*Your instructions*. Copy every line below precisely, leaving nothing out.

*Given information*.
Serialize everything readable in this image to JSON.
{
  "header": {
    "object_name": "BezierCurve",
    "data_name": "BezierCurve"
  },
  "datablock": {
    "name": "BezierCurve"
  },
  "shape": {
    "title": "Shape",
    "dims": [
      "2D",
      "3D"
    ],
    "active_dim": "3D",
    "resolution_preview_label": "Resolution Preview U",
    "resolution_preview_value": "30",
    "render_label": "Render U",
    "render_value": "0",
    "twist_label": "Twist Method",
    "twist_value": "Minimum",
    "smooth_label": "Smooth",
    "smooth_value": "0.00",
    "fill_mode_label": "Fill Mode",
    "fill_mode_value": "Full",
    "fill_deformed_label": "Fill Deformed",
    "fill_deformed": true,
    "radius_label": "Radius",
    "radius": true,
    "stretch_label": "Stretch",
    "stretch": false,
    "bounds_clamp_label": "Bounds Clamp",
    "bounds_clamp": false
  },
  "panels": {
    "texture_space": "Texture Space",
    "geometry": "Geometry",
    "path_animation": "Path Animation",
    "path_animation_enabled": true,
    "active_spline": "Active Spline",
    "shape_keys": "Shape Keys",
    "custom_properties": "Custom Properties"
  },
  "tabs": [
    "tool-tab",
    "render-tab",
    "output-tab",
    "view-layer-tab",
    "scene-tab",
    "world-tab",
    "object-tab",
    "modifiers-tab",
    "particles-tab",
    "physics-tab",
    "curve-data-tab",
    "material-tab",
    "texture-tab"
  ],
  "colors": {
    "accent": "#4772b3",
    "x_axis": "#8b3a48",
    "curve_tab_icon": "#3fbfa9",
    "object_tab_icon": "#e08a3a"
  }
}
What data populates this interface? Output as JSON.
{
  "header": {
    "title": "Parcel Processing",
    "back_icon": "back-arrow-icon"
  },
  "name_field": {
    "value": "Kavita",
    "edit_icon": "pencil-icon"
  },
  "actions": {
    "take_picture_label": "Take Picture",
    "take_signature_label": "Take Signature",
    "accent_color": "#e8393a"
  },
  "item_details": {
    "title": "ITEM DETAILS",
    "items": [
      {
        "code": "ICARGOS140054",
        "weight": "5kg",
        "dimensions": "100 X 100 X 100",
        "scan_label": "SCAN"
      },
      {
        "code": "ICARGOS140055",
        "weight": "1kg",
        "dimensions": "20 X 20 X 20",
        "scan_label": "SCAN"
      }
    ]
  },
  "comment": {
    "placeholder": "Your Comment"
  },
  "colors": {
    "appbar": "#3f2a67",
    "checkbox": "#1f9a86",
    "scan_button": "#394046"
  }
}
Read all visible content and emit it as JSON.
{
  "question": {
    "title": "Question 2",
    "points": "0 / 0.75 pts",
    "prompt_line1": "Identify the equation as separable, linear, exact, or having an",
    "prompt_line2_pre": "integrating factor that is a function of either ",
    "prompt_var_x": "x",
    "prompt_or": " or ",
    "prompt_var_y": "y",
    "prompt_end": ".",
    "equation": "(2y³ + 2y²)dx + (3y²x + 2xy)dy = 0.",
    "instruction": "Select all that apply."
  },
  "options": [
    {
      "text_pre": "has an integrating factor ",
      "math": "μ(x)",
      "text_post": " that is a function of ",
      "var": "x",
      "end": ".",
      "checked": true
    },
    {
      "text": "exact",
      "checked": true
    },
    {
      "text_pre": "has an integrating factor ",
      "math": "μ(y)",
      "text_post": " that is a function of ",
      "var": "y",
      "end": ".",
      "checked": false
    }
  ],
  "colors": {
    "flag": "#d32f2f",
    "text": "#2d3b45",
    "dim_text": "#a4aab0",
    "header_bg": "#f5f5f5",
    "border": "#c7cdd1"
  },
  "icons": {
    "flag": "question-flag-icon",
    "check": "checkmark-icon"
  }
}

*Response area*.
Serialize everything readable in this image to JSON.
{
  "header": {
    "object_name": "BezierCurve",
    "data_name": "BezierCurve"
  },
  "datablock": {
    "name": "BezierCurve"
  },
  "shape": {
    "title": "Shape",
    "dims": [
      "2D",
      "3D"
    ],
    "active_dim": "3D",
    "resolution_preview_label": "Resolution Preview U",
    "resolution_preview_value": "30",
    "render_label": "Render U",
    "render_value": "0",
    "twist_label": "Twist Method",
    "twist_value": "Minimum",
    "smooth_label": "Smooth",
    "smooth_value": "0.00",
    "fill_mode_label": "Fill Mode",
    "fill_mode_value": "Full",
    "fill_deformed_label": "Fill Deformed",
    "fill_deformed": true,
    "radius_label": "Radius",
    "radius": true,
    "stretch_label": "Stretch",
    "stretch": false,
    "bounds_clamp_label": "Bounds Clamp",
    "bounds_clamp": false
  },
  "panels": {
    "texture_space": "Texture Space",
    "geometry": "Geometry",
    "path_animation": "Path Animation",
    "path_animation_enabled": true,
    "active_spline": "Active Spline",
    "shape_keys": "Shape Keys",
    "custom_properties": "Custom Properties"
  },
  "tabs": [
    "tool-tab",
    "render-tab",
    "output-tab",
    "view-layer-tab",
    "scene-tab",
    "world-tab",
    "object-tab",
    "modifiers-tab",
    "particles-tab",
    "physics-tab",
    "curve-data-tab",
    "material-tab",
    "texture-tab"
  ],
  "colors": {
    "accent": "#4772b3",
    "x_axis": "#8b3a48",
    "curve_tab_icon": "#3fbfa9",
    "object_tab_icon": "#e08a3a"
  }
}
What data populates this interface? Output as JSON.
{
  "header": {
    "title": "Parcel Processing",
    "back_icon": "back-arrow-icon"
  },
  "name_field": {
    "value": "Kavita",
    "edit_icon": "pencil-icon"
  },
  "actions": {
    "take_picture_label": "Take Picture",
    "take_signature_label": "Take Signature",
    "accent_color": "#e8393a"
  },
  "item_details": {
    "title": "ITEM DETAILS",
    "items": [
      {
        "code": "ICARGOS140054",
        "weight": "5kg",
        "dimensions": "100 X 100 X 100",
        "scan_label": "SCAN"
      },
      {
        "code": "ICARGOS140055",
        "weight": "1kg",
        "dimensions": "20 X 20 X 20",
        "scan_label": "SCAN"
      }
    ]
  },
  "comment": {
    "placeholder": "Your Comment"
  },
  "colors": {
    "appbar": "#3f2a67",
    "checkbox": "#1f9a86",
    "scan_button": "#394046"
  }
}
Read all visible content and emit it as JSON.
{
  "question": {
    "title": "Question 2",
    "points": "0 / 0.75 pts",
    "prompt_line1": "Identify the equation as separable, linear, exact, or having an",
    "prompt_line2_pre": "integrating factor that is a function of either ",
    "prompt_var_x": "x",
    "prompt_or": " or ",
    "prompt_var_y": "y",
    "prompt_end": ".",
    "equation": "(2y³ + 2y²)dx + (3y²x + 2xy)dy = 0.",
    "instruction": "Select all that apply."
  },
  "options": [
    {
      "text_pre": "has an integrating factor ",
      "math": "μ(x)",
      "text_post": " that is a function of ",
      "var": "x",
      "end": ".",
      "checked": true
    },
    {
      "text": "exact",
      "checked": true
    },
    {
      "text_pre": "has an integrating factor ",
      "math": "μ(y)",
      "text_post": " that is a function of ",
      "var": "y",
      "end": ".",
      "checked": false
    }
  ],
  "colors": {
    "flag": "#d32f2f",
    "text": "#2d3b45",
    "dim_text": "#a4aab0",
    "header_bg": "#f5f5f5",
    "border": "#c7cdd1"
  },
  "icons": {
    "flag": "question-flag-icon",
    "check": "checkmark-icon"
  }
}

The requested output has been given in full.